■ **ACTIVITY**
With the pictures excluded, repeat every entry exactly.

[Items from a data source]

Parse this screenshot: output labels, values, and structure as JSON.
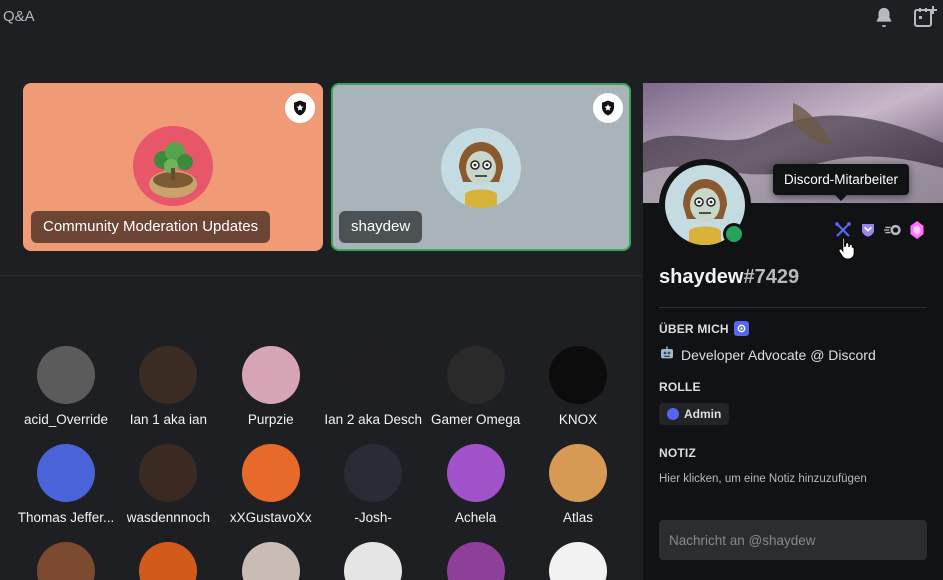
{
  "window": {
    "title": "Q&A"
  },
  "icons": {
    "bell": "bell-icon",
    "add_event": "calendar-plus-icon",
    "moderator_badge": "shield-star-icon",
    "cursor": "hand-pointer-icon"
  },
  "stage": {
    "tiles": [
      {
        "label": "Community Moderation Updates",
        "bg": "#f09a76",
        "speaking": false
      },
      {
        "label": "shaydew",
        "bg": "#a9b4ba",
        "speaking": true
      }
    ]
  },
  "audience": {
    "members": [
      {
        "name": "acid_Override",
        "color": "#5b5b5b"
      },
      {
        "name": "Ian 1 aka ian",
        "color": "#3a2c22"
      },
      {
        "name": "Purpzie",
        "color": "#d7a4b5"
      },
      {
        "name": "Ian 2 aka Desch",
        "color": "#1f1f22"
      },
      {
        "name": "Gamer Omega",
        "color": "#2a2a2a"
      },
      {
        "name": "KNOX",
        "color": "#0c0c0c"
      },
      {
        "name": "Thomas Jeffer...",
        "color": "#4b63d8"
      },
      {
        "name": "wasdennnoch",
        "color": "#3a2a22"
      },
      {
        "name": "xXGustavoXx",
        "color": "#e86a2b"
      },
      {
        "name": "-Josh-",
        "color": "#2b2b35"
      },
      {
        "name": "Achela",
        "color": "#a252c9"
      },
      {
        "name": "Atlas",
        "color": "#d79a54"
      },
      {
        "name": "",
        "color": "#7c4a30"
      },
      {
        "name": "",
        "color": "#d05a1a"
      },
      {
        "name": "",
        "color": "#c9bcb5"
      },
      {
        "name": "",
        "color": "#e5e5e5"
      },
      {
        "name": "",
        "color": "#8e3f9a"
      },
      {
        "name": "",
        "color": "#f2f2f2"
      }
    ]
  },
  "profile": {
    "username": "shaydew",
    "discriminator": "#7429",
    "tooltip": "Discord-Mitarbeiter",
    "badges": [
      "moderator-tools-icon",
      "hypesquad-icon",
      "nitro-icon",
      "boost-gem-icon"
    ],
    "about_heading": "ÜBER MICH",
    "about_text": "Developer Advocate @ Discord",
    "role_heading": "ROLLE",
    "role_name": "Admin",
    "role_color": "#5865f2",
    "note_heading": "NOTIZ",
    "note_placeholder": "Hier klicken, um eine Notiz hinzuzufügen",
    "message_placeholder": "Nachricht an @shaydew",
    "status": "online"
  }
}
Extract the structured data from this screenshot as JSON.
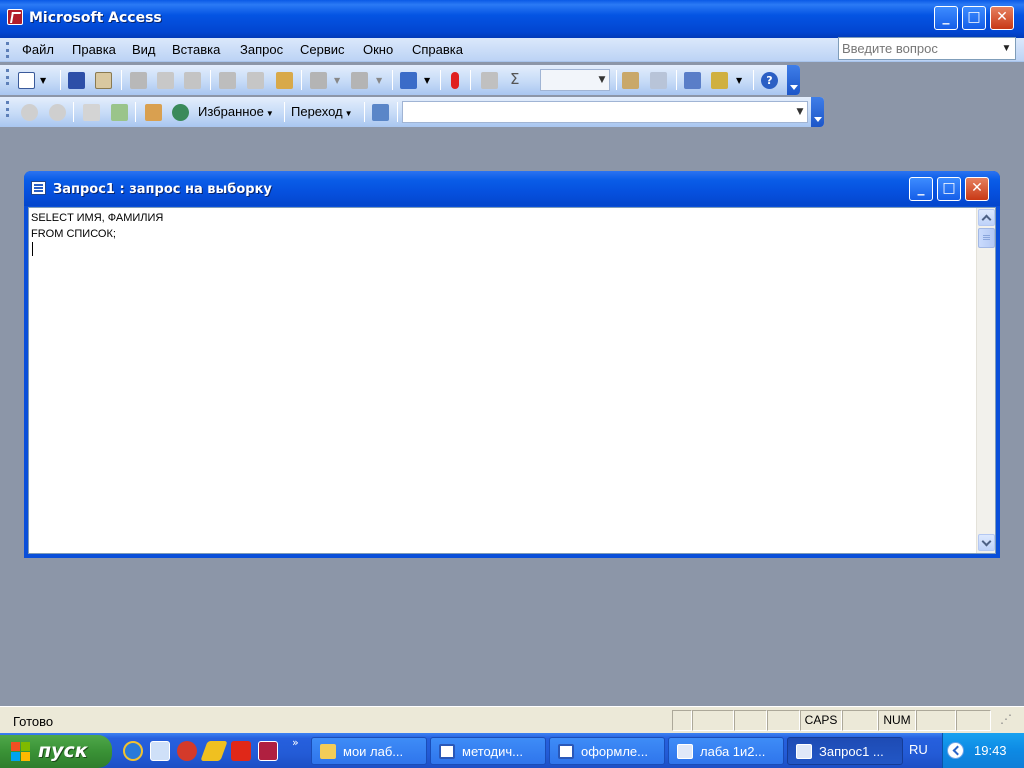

■ **OUTPUT FOR THIS EXERCISE**
Parse this screenshot: output labels, values, and structure as JSON.
{
  "window": {
    "title": "Q&A"
  },
  "icons": {
    "bell": "bell-icon",
    "add_event": "calendar-plus-icon",
    "moderator_badge": "shield-star-icon",
    "cursor": "hand-pointer-icon"
  },
  "stage": {
    "tiles": [
      {
        "label": "Community Moderation Updates",
        "bg": "#f09a76",
        "speaking": false
      },
      {
        "label": "shaydew",
        "bg": "#a9b4ba",
        "speaking": true
      }
    ]
  },
  "audience": {
    "members": [
      {
        "name": "acid_Override",
        "color": "#5b5b5b"
      },
      {
        "name": "Ian 1 aka ian",
        "color": "#3a2c22"
      },
      {
        "name": "Purpzie",
        "color": "#d7a4b5"
      },
      {
        "name": "Ian 2 aka Desch",
        "color": "#1f1f22"
      },
      {
        "name": "Gamer Omega",
        "color": "#2a2a2a"
      },
      {
        "name": "KNOX",
        "color": "#0c0c0c"
      },
      {
        "name": "Thomas Jeffer...",
        "color": "#4b63d8"
      },
      {
        "name": "wasdennnoch",
        "color": "#3a2a22"
      },
      {
        "name": "xXGustavoXx",
        "color": "#e86a2b"
      },
      {
        "name": "-Josh-",
        "color": "#2b2b35"
      },
      {
        "name": "Achela",
        "color": "#a252c9"
      },
      {
        "name": "Atlas",
        "color": "#d79a54"
      },
      {
        "name": "",
        "color": "#7c4a30"
      },
      {
        "name": "",
        "color": "#d05a1a"
      },
      {
        "name": "",
        "color": "#c9bcb5"
      },
      {
        "name": "",
        "color": "#e5e5e5"
      },
      {
        "name": "",
        "color": "#8e3f9a"
      },
      {
        "name": "",
        "color": "#f2f2f2"
      }
    ]
  },
  "profile": {
    "username": "shaydew",
    "discriminator": "#7429",
    "tooltip": "Discord-Mitarbeiter",
    "badges": [
      "moderator-tools-icon",
      "hypesquad-icon",
      "nitro-icon",
      "boost-gem-icon"
    ],
    "about_heading": "ÜBER MICH",
    "about_text": "Developer Advocate @ Discord",
    "role_heading": "ROLLE",
    "role_name": "Admin",
    "role_color": "#5865f2",
    "note_heading": "NOTIZ",
    "note_placeholder": "Hier klicken, um eine Notiz hinzuzufügen",
    "message_placeholder": "Nachricht an @shaydew",
    "status": "online"
  }
}
Extract the structured data from this screenshot as JSON.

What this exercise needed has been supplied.